AbstractBackground Clostridium difficile (C. diff) is a highly infectious organism that contributes to morbidity, mortality, and the cost of healthcare due to the organism spreading and being extremely difficult to kill. Oncology patients are highly susceptible to contracting C. diff due to their immunosuppression. The local hospital’s oncology unit has not been meeting their benchmark for decontamination of patient rooms. The purpose of this doctorate of nursing practice project was to decrease the incidence of C. diff by improving the EVS (environmental service) cleaning system through standardizing daily cleaning, with a focus on high touch surface areas, using Clorox Bleach wipes and a checklist in all rooms within the oncology unit. Intervention The DNP student developed a teaching simulation, using a SMARTER TOOL, to educate the EVS staff on how to clean the high touch surface objects and how to document the cleaning on the checklist. Each room in the unit was cleaned daily using Clorox Bleach wipes, with a focus on high touch surface areas. The checklist remained in the patient’s room for one week or unless discharged.
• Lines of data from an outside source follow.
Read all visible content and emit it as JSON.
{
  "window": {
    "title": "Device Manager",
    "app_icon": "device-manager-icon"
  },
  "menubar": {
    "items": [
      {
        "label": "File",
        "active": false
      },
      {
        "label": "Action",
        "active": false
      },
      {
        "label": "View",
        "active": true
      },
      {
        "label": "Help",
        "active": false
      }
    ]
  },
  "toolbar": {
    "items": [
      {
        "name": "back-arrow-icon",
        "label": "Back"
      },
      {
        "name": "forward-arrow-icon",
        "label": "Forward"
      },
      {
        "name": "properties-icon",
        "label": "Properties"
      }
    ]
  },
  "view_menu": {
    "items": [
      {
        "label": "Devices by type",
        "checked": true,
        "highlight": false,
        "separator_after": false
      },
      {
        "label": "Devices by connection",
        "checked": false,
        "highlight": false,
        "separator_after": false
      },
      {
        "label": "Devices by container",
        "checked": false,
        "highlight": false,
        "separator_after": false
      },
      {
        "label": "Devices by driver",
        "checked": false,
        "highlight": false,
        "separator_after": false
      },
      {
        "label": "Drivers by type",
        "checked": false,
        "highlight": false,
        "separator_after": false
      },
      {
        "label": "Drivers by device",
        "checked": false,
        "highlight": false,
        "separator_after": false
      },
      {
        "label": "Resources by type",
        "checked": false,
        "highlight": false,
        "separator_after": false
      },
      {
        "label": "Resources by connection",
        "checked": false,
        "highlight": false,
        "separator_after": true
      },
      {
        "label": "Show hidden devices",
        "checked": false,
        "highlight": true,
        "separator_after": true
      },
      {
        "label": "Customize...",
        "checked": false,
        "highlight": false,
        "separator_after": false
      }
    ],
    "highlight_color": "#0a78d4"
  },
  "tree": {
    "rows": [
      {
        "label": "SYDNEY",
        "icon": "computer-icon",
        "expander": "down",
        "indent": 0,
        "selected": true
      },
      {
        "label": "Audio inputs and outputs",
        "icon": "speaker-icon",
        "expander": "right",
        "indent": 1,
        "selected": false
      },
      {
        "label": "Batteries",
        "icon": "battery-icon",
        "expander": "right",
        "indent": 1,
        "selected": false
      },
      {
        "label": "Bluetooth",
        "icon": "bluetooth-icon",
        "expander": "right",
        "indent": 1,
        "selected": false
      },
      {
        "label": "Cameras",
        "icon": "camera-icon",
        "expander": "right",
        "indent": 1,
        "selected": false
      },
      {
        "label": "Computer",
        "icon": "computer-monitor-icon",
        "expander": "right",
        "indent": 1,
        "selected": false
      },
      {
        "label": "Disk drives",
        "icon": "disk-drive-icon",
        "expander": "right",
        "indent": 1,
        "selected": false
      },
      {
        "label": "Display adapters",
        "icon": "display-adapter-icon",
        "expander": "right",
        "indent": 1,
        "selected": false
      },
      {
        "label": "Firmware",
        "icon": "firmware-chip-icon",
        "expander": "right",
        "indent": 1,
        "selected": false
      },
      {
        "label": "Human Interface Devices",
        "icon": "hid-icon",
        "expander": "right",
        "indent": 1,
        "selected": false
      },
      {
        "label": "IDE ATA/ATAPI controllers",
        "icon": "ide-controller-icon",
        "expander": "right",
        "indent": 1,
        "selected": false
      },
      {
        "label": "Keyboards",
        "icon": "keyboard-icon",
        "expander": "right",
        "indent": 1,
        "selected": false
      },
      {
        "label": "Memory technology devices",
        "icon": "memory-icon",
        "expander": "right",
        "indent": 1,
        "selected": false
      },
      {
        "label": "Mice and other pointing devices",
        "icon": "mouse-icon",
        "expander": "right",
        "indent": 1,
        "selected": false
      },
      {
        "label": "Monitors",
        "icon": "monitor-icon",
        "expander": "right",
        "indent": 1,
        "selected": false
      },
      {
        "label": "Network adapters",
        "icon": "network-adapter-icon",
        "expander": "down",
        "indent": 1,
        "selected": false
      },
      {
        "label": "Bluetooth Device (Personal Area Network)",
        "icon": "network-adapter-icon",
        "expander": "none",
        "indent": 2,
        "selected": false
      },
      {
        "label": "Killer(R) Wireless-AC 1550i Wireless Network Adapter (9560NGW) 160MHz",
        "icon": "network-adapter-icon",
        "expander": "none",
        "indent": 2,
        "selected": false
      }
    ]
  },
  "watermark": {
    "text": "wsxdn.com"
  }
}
After the rooms were cleaned, the hospital infection control staff and doctoral student tested for ATP on the high touch surface areas and recorded the data. Once the room cleaning was completed, the EVS staff member signed the checklist. The doctoral student collected the checklists at the end of each week. Methods The data analysis was conducted using descriptive statistics (mean, frequency, and percentage) evaluating the ATP results and items from the high touch surface checklist. There was an analysis of the high touch surface areas cleaning compliance and the quality of the cleaning based upon the ATP scores; items needed to score below 25 in order to pass. Microsoft Excel and PSPP were used to compute the data analysis. Results Data results showed a statistically significant reduction in the ATP levels when using the checklist and Clorox Bleach wipes. Both the IV pump and blood pressure machine showed sustained improvements across the entire intervention timeframe. The bedrail, bedside table, and call light each showed substantial reductions in ATP levels; however, these reductions did not reach statistical significance. Collectively, these findings indicate that the intervention significantly improved how the rooms were cleaned. The data related to staff compliance with the EVS checklist was transformed into a Likert scale to allow for analysis. On average, the staff was fully compliant < 4 days per week. There was a statistically significant difference between the compliance rating and the ATP levels for the variables of interest, only the blood pressure machine was not significant. Conclusion The project was successful in demonstrating that there was a significant decrease in ATP while using a daily checklist and Clorox Bleach wipes. This decrease in ATP suggests that the environment is less viable for organisms, especially such multi-drug resistant organisms such as C. diff. Since this project’s completion, the hospital has used Clorox Bleach wipes in all C. diff patient rooms for daily cleaning and as a standard for all terminal cleaning.
Equipment Contamination--prevention & control